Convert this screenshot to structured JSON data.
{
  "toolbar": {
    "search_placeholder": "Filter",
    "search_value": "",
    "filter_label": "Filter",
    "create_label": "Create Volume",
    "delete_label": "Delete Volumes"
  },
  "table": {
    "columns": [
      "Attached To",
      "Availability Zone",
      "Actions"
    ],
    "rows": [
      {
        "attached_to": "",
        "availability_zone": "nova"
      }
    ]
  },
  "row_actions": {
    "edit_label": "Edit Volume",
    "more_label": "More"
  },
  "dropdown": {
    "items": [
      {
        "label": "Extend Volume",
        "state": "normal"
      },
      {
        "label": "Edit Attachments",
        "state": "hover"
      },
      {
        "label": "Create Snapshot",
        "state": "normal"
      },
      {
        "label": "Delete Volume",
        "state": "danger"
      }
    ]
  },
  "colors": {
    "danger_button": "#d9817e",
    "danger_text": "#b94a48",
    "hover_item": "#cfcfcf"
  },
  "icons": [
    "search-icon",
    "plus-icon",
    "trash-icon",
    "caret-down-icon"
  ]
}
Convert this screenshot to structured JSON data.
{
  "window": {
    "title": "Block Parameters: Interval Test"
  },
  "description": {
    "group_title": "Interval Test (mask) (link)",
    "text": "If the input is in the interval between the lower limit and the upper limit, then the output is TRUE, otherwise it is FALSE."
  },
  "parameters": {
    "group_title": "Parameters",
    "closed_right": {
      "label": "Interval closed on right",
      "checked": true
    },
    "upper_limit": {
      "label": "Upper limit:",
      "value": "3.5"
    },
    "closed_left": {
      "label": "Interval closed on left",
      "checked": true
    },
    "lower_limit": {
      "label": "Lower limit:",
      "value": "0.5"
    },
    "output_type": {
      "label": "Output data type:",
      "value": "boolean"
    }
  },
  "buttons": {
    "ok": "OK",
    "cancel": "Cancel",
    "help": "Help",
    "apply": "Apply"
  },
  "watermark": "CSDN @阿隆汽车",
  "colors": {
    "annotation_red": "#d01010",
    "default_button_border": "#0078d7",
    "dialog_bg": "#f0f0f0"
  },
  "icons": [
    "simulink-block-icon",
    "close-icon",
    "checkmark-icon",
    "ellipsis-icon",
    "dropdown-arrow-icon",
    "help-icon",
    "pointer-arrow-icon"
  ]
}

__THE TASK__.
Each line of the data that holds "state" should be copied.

__SOLUTION__.
        "state": "normal"
        "state": "hover"
        "state": "normal"
        "state": "danger"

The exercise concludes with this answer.